As I have settled back into life here, my writing has slowed. Perhaps it is because I am thinking less. Or maybe more.
I am still feeling super grateful to be here, and grateful that I made this trip. I’ve been able to really get a sense of whether or not I want to live here again and I have had so many mixed feelings about Phuket in particular. Still, I have been enjoying the process. And the answer gets clearer every day.
Sometimes, depending on the day, and the person I’m speaking with, I feel this place is perfect. Other times, I remember why I left. I remember the undercurrent of laziness—which we can easily mistake for a great many things in the “spiritual” world. I’ve heard the range: we’re just being, it’s because we’re happy, it’s good to not search, we’re present, and on and on. When I first moved here, that’s what I found so attractive. I thought wow, so it is possible to JUST BE. To just live.
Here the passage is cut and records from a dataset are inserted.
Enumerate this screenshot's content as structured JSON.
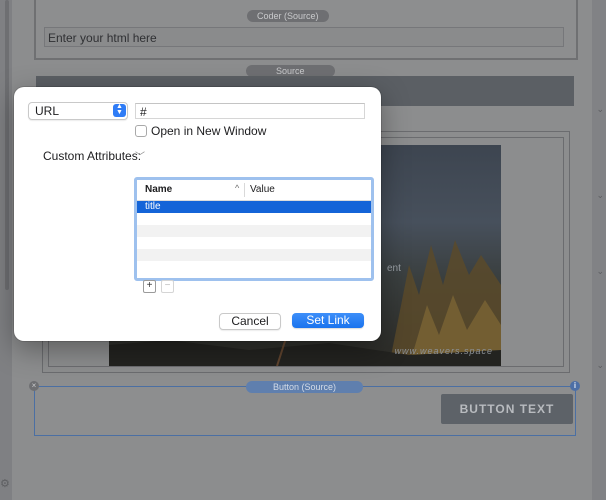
{
  "editor": {
    "coder_tag": "Coder (Source)",
    "coder_placeholder": "Enter your html here",
    "source_tag": "Source",
    "button_tag": "Button (Source)",
    "button_text": "BUTTON TEXT",
    "photo_text": "ent",
    "photo_brand": "www.weavers.space"
  },
  "dialog": {
    "link_type": "URL",
    "url_value": "#",
    "open_new_window_label": "Open in New Window",
    "open_new_window_checked": false,
    "custom_attributes_label": "Custom Attributes:",
    "table": {
      "columns": [
        "Name",
        "Value"
      ],
      "rows": [
        {
          "name": "title",
          "value": "",
          "selected": true
        }
      ]
    },
    "add_label": "+",
    "remove_label": "−",
    "cancel_label": "Cancel",
    "set_link_label": "Set Link"
  },
  "colors": {
    "accent": "#1a73ee",
    "selection": "#1464d8"
  }
}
To enjoy life and nothing more. It’s such a stark contrast from where I come, where it’s all about work and money and worries about bills and tomorrow. So of course it would attract me. I was thoroughly interested.
But it didn’t take long for it to begin to dull. For it to feel unstable, inauthentic, and even selfish. Not because I think we shouldn’t be present or satisfied, but because while you are "being" you are also taking. The fruits of someone else's labour contribute to your existence, through the mere fact of you eating food you didn't grow yourself. And because I wholeheartedly believe in living for something other than self, it's hard for me to resonate with a life of taking and giving nothing in return, even if it is temporary. Contribution is part of nature. And since we have the capacity, the intellect, and imagination, I also believe in making our existence count for something.
As “ego”-driven as that may be: If I can help someone else, make someone else’s life better or easier in any way, why wouldn’t I? That includes my children if I were to have them. And I can't un-know what I know, just to take the easy path. They deserve the very best of me.
This is something I’ve been going back to regularly ever since I left last year.
I don’t believe in the other extreme either, as I’m sure you know. Just take a quick peruse of my old posts and you can probably find many blogs that are anti-rat-race. But alas, the Buddha talks about the middle path. It always comes back to balance. Buddha himself was a seeker, he did not stay content with existence as it was. And once he found enlightenment, he shared. He didn’t just sit in his cave and judge the people of the world for their lack of light. He gave them some of his. Even after reaching the peak, the zenith, there was more to be done.
"In the context of our Dharma practice, we try to understand, and we try to meditate; and after that, there is something we can do. This is engaging bodhicitta. We are not only building up the wish inside our minds, but we are actually doing something physically to serve others." - Yangsi Rinpoche
That’s the word I keep coming back to. That’s what I listened for when I read the Gita, hoping for some wisdom to help me learn how to be a householder. I’ve no intention of withdrawing from society, much as I may have thought about it. So while I am here participating, I intend to do exactly that. Participate. In any way I can be of service, I will. And when I am called to serve myself, I will do that too. Though I don’t suffer with my emotions as I used to, growth never stops. And all I have to do is remain open to the fact that I do not know everything (or anything)—and that everything passes.
So I will do that.
If you want to learn more about Bodhicitta (and why Buddhism speaks to me so much), here and here are 2 great posts that I found. Enjoy.